Entries from a dataset of interfaces

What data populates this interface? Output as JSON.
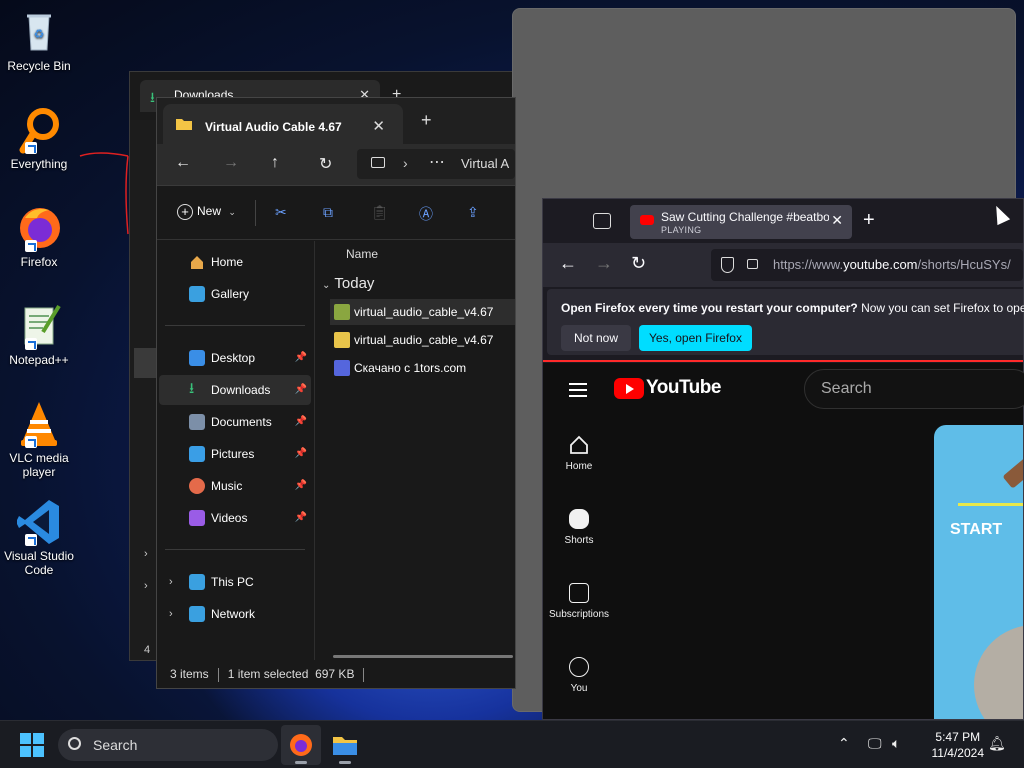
{
  "desktop": {
    "icons": [
      {
        "label": "Recycle Bin",
        "icon": "recycle-bin-icon"
      },
      {
        "label": "Everything",
        "icon": "everything-search-icon"
      },
      {
        "label": "Firefox",
        "icon": "firefox-icon"
      },
      {
        "label": "Notepad++",
        "icon": "notepadpp-icon"
      },
      {
        "label": "VLC media player",
        "icon": "vlc-icon"
      },
      {
        "label": "Visual Studio Code",
        "icon": "vscode-icon"
      }
    ]
  },
  "explorer_back": {
    "tab_title": "Downloads",
    "status_fragment": "4"
  },
  "explorer": {
    "tab_title": "Virtual Audio Cable 4.67",
    "address": {
      "crumb": "Virtual A"
    },
    "commands": {
      "new_label": "New"
    },
    "nav_pane": {
      "quick": [
        {
          "label": "Home",
          "icon": "home-icon",
          "color": "#e8a84a"
        },
        {
          "label": "Gallery",
          "icon": "gallery-icon",
          "color": "#3aa0e0"
        }
      ],
      "pinned": [
        {
          "label": "Desktop",
          "icon": "desktop-folder-icon",
          "color": "#3a8ee6"
        },
        {
          "label": "Downloads",
          "icon": "downloads-folder-icon",
          "color": "#39c27a"
        },
        {
          "label": "Documents",
          "icon": "documents-folder-icon",
          "color": "#7c8fa8"
        },
        {
          "label": "Pictures",
          "icon": "pictures-folder-icon",
          "color": "#3a9ee6"
        },
        {
          "label": "Music",
          "icon": "music-folder-icon",
          "color": "#e46a4a"
        },
        {
          "label": "Videos",
          "icon": "videos-folder-icon",
          "color": "#9a5ce6"
        }
      ],
      "pin_glyph": "📌",
      "locations": [
        {
          "label": "This PC",
          "icon": "this-pc-icon",
          "color": "#3aa0e0"
        },
        {
          "label": "Network",
          "icon": "network-icon",
          "color": "#3aa0e0"
        }
      ]
    },
    "files": {
      "column_name": "Name",
      "group": "Today",
      "rows": [
        {
          "name": "virtual_audio_cable_v4.67",
          "icon": "setup-exe-icon",
          "color": "#8aa640"
        },
        {
          "name": "virtual_audio_cable_v4.67",
          "icon": "zip-folder-icon",
          "color": "#e8c44a"
        },
        {
          "name": "Скачано с 1tors.com",
          "icon": "url-shortcut-icon",
          "color": "#5566dd"
        }
      ]
    },
    "status": {
      "items": "3 items",
      "selected": "1 item selected",
      "size": "697 KB"
    }
  },
  "firefox": {
    "tab": {
      "title": "Saw Cutting Challenge #beatbo",
      "state": "PLAYING"
    },
    "url": {
      "prefix": "https://www.",
      "host": "youtube.com",
      "path": "/shorts/HcuSYs/"
    },
    "notice": {
      "bold": "Open Firefox every time you restart your computer?",
      "text": " Now you can set Firefox to open",
      "not_now": "Not now",
      "yes": "Yes, open Firefox"
    },
    "youtube": {
      "logo": "YouTube",
      "search_placeholder": "Search",
      "sidebar": [
        {
          "label": "Home",
          "icon": "yt-home-icon"
        },
        {
          "label": "Shorts",
          "icon": "yt-shorts-icon"
        },
        {
          "label": "Subscriptions",
          "icon": "yt-subscriptions-icon"
        },
        {
          "label": "You",
          "icon": "yt-you-icon"
        }
      ],
      "video_overlay": "START"
    }
  },
  "taskbar": {
    "search": "Search",
    "time": "5:47 PM",
    "date": "11/4/2024"
  },
  "colors": {
    "accent": "#4cc2ff",
    "firefox_primary": "#00ddff",
    "youtube_red": "#ff0000"
  }
}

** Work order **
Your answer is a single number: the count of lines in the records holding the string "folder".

** Exercise solution **
7